- [PROBLEM DETAILS] In the copy, include every entry exactly but none of its images.

- [DATA EXTRACTS]
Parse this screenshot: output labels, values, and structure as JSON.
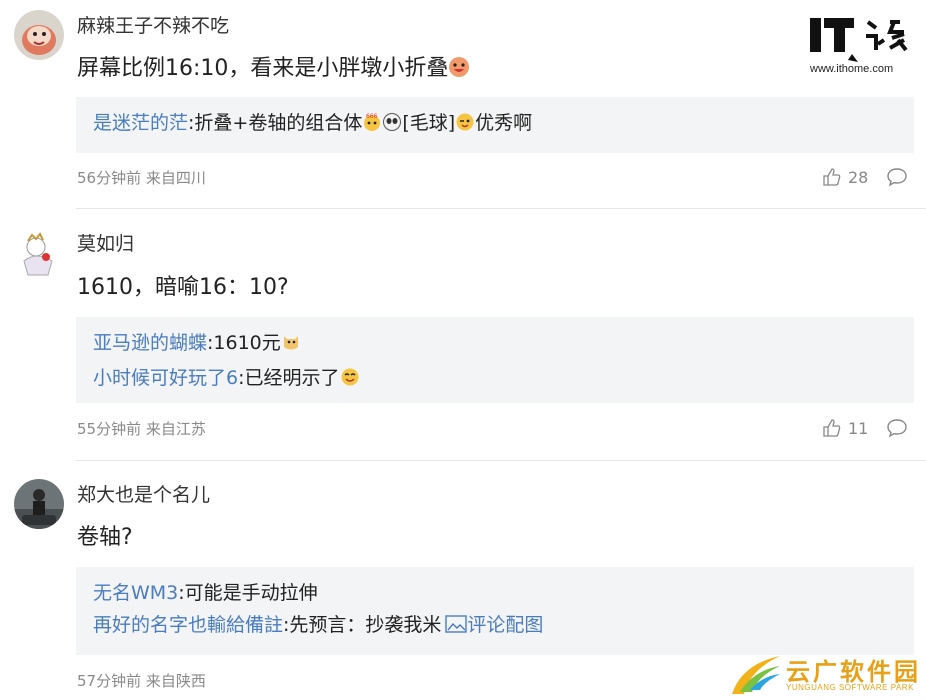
{
  "watermark": {
    "url": "www.ithome.com",
    "logo_text": "IT之家"
  },
  "corner_watermark": {
    "name": "云广软件园",
    "subtitle": "YUNGUANG SOFTWARE PARK"
  },
  "comments": [
    {
      "username": "麻辣王子不辣不吃",
      "content": "屏幕比例16:10，看来是小胖墩小折叠",
      "quotes": [
        {
          "name": "是迷茫的茫",
          "text": ":折叠+卷轴的组合体",
          "suffix": "[毛球]",
          "tail": "优秀啊"
        }
      ],
      "meta": "56分钟前 来自四川",
      "likes": "28"
    },
    {
      "username": "莫如归",
      "content": "1610，暗喻16：10?",
      "quotes": [
        {
          "name": "亚马逊的蝴蝶",
          "text": ":1610元"
        },
        {
          "name": "小时候可好玩了6",
          "text": ":已经明示了"
        }
      ],
      "meta": "55分钟前 来自江苏",
      "likes": "11"
    },
    {
      "username": "郑大也是个名儿",
      "content": "卷轴?",
      "quotes": [
        {
          "name": "无名WM3",
          "text": ":可能是手动拉伸"
        },
        {
          "name": "再好的名字也輸給備註",
          "text": ":先预言：抄袭我米",
          "link": "评论配图"
        }
      ],
      "meta": "57分钟前 来自陕西"
    }
  ],
  "colors": {
    "name_blue": "#4a7cc0",
    "quote_bg": "#f3f4f6",
    "meta_gray": "#8a8a8a"
  }
}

- [WRITTEN REPLY]
Parse this screenshot: output labels, values, and structure as JSON.
{
  "watermark": {
    "url": "www.ithome.com",
    "logo_text": "IT之家"
  },
  "corner_watermark": {
    "name": "云广软件园",
    "subtitle": "YUNGUANG SOFTWARE PARK"
  },
  "comments": [
    {
      "username": "麻辣王子不辣不吃",
      "content": "屏幕比例16:10，看来是小胖墩小折叠",
      "quotes": [
        {
          "name": "是迷茫的茫",
          "text": ":折叠+卷轴的组合体",
          "suffix": "[毛球]",
          "tail": "优秀啊"
        }
      ],
      "meta": "56分钟前 来自四川",
      "likes": "28"
    },
    {
      "username": "莫如归",
      "content": "1610，暗喻16：10?",
      "quotes": [
        {
          "name": "亚马逊的蝴蝶",
          "text": ":1610元"
        },
        {
          "name": "小时候可好玩了6",
          "text": ":已经明示了"
        }
      ],
      "meta": "55分钟前 来自江苏",
      "likes": "11"
    },
    {
      "username": "郑大也是个名儿",
      "content": "卷轴?",
      "quotes": [
        {
          "name": "无名WM3",
          "text": ":可能是手动拉伸"
        },
        {
          "name": "再好的名字也輸給備註",
          "text": ":先预言：抄袭我米",
          "link": "评论配图"
        }
      ],
      "meta": "57分钟前 来自陕西"
    }
  ],
  "colors": {
    "name_blue": "#4a7cc0",
    "quote_bg": "#f3f4f6",
    "meta_gray": "#8a8a8a"
  }
}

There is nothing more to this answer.